* Assigned task
For each line of the material below, give that line again word for word.

* Supplied material
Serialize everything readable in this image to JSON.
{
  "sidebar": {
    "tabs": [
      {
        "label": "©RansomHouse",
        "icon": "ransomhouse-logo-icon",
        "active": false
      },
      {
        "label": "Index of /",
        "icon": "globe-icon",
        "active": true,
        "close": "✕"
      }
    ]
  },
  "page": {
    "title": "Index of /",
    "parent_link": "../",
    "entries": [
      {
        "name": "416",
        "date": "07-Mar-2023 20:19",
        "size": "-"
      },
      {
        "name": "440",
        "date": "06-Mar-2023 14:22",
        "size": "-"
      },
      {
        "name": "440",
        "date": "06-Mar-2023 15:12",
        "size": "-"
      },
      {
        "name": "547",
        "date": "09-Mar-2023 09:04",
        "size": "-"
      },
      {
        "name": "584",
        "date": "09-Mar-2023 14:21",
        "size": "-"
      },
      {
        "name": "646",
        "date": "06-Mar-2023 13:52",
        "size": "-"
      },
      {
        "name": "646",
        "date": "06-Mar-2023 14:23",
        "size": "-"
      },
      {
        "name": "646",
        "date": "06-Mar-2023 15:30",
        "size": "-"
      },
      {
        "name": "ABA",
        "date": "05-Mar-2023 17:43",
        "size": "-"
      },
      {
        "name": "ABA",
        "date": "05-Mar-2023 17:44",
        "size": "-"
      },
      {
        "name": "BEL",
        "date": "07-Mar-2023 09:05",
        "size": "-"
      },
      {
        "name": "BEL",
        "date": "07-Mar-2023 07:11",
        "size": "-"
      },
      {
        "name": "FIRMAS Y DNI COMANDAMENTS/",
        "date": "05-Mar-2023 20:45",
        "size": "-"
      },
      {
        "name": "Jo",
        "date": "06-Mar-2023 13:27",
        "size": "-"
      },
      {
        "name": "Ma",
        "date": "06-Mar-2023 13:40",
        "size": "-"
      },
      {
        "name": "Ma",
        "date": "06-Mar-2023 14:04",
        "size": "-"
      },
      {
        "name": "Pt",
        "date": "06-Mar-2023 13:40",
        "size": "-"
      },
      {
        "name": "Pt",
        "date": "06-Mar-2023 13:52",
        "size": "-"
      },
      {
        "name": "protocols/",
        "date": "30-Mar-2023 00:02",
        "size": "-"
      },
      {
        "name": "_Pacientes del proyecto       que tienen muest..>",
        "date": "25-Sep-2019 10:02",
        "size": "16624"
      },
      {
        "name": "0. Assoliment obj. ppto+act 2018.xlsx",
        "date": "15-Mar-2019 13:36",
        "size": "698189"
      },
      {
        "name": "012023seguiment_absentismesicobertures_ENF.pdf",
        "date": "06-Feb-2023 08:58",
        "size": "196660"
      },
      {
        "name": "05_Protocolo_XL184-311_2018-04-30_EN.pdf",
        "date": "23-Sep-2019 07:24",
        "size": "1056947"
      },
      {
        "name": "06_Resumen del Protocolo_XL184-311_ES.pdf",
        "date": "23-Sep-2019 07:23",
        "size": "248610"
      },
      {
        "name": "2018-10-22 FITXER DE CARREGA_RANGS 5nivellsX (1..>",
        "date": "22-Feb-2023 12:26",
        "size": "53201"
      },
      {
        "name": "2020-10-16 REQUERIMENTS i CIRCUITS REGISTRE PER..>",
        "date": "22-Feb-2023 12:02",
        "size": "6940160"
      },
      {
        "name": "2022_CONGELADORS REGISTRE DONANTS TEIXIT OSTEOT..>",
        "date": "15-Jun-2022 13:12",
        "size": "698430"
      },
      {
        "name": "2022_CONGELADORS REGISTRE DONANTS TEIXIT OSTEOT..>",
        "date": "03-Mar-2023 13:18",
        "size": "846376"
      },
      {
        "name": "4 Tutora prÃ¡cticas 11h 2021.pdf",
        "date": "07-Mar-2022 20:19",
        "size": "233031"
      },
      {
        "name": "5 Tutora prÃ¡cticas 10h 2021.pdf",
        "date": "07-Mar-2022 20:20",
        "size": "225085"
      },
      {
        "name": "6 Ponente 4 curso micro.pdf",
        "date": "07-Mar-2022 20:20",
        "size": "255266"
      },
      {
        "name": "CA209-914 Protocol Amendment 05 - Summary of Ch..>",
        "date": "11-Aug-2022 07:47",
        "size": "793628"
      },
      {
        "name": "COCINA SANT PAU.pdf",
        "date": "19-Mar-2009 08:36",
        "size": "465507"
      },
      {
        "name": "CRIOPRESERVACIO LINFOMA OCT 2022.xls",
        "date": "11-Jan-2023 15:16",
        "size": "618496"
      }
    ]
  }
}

* Expected output
Serialize everything readable in this image to JSON.
{
  "sidebar": {
    "tabs": [
      {
        "label": "©RansomHouse",
        "icon": "ransomhouse-logo-icon",
        "active": false
      },
      {
        "label": "Index of /",
        "icon": "globe-icon",
        "active": true,
        "close": "✕"
      }
    ]
  },
  "page": {
    "title": "Index of /",
    "parent_link": "../",
    "entries": [
      {
        "name": "416",
        "date": "07-Mar-2023 20:19",
        "size": "-"
      },
      {
        "name": "440",
        "date": "06-Mar-2023 14:22",
        "size": "-"
      },
      {
        "name": "440",
        "date": "06-Mar-2023 15:12",
        "size": "-"
      },
      {
        "name": "547",
        "date": "09-Mar-2023 09:04",
        "size": "-"
      },
      {
        "name": "584",
        "date": "09-Mar-2023 14:21",
        "size": "-"
      },
      {
        "name": "646",
        "date": "06-Mar-2023 13:52",
        "size": "-"
      },
      {
        "name": "646",
        "date": "06-Mar-2023 14:23",
        "size": "-"
      },
      {
        "name": "646",
        "date": "06-Mar-2023 15:30",
        "size": "-"
      },
      {
        "name": "ABA",
        "date": "05-Mar-2023 17:43",
        "size": "-"
      },
      {
        "name": "ABA",
        "date": "05-Mar-2023 17:44",
        "size": "-"
      },
      {
        "name": "BEL",
        "date": "07-Mar-2023 09:05",
        "size": "-"
      },
      {
        "name": "BEL",
        "date": "07-Mar-2023 07:11",
        "size": "-"
      },
      {
        "name": "FIRMAS Y DNI COMANDAMENTS/",
        "date": "05-Mar-2023 20:45",
        "size": "-"
      },
      {
        "name": "Jo",
        "date": "06-Mar-2023 13:27",
        "size": "-"
      },
      {
        "name": "Ma",
        "date": "06-Mar-2023 13:40",
        "size": "-"
      },
      {
        "name": "Ma",
        "date": "06-Mar-2023 14:04",
        "size": "-"
      },
      {
        "name": "Pt",
        "date": "06-Mar-2023 13:40",
        "size": "-"
      },
      {
        "name": "Pt",
        "date": "06-Mar-2023 13:52",
        "size": "-"
      },
      {
        "name": "protocols/",
        "date": "30-Mar-2023 00:02",
        "size": "-"
      },
      {
        "name": "_Pacientes del proyecto       que tienen muest..>",
        "date": "25-Sep-2019 10:02",
        "size": "16624"
      },
      {
        "name": "0. Assoliment obj. ppto+act 2018.xlsx",
        "date": "15-Mar-2019 13:36",
        "size": "698189"
      },
      {
        "name": "012023seguiment_absentismesicobertures_ENF.pdf",
        "date": "06-Feb-2023 08:58",
        "size": "196660"
      },
      {
        "name": "05_Protocolo_XL184-311_2018-04-30_EN.pdf",
        "date": "23-Sep-2019 07:24",
        "size": "1056947"
      },
      {
        "name": "06_Resumen del Protocolo_XL184-311_ES.pdf",
        "date": "23-Sep-2019 07:23",
        "size": "248610"
      },
      {
        "name": "2018-10-22 FITXER DE CARREGA_RANGS 5nivellsX (1..>",
        "date": "22-Feb-2023 12:26",
        "size": "53201"
      },
      {
        "name": "2020-10-16 REQUERIMENTS i CIRCUITS REGISTRE PER..>",
        "date": "22-Feb-2023 12:02",
        "size": "6940160"
      },
      {
        "name": "2022_CONGELADORS REGISTRE DONANTS TEIXIT OSTEOT..>",
        "date": "15-Jun-2022 13:12",
        "size": "698430"
      },
      {
        "name": "2022_CONGELADORS REGISTRE DONANTS TEIXIT OSTEOT..>",
        "date": "03-Mar-2023 13:18",
        "size": "846376"
      },
      {
        "name": "4 Tutora prÃ¡cticas 11h 2021.pdf",
        "date": "07-Mar-2022 20:19",
        "size": "233031"
      },
      {
        "name": "5 Tutora prÃ¡cticas 10h 2021.pdf",
        "date": "07-Mar-2022 20:20",
        "size": "225085"
      },
      {
        "name": "6 Ponente 4 curso micro.pdf",
        "date": "07-Mar-2022 20:20",
        "size": "255266"
      },
      {
        "name": "CA209-914 Protocol Amendment 05 - Summary of Ch..>",
        "date": "11-Aug-2022 07:47",
        "size": "793628"
      },
      {
        "name": "COCINA SANT PAU.pdf",
        "date": "19-Mar-2009 08:36",
        "size": "465507"
      },
      {
        "name": "CRIOPRESERVACIO LINFOMA OCT 2022.xls",
        "date": "11-Jan-2023 15:16",
        "size": "618496"
      }
    ]
  }
}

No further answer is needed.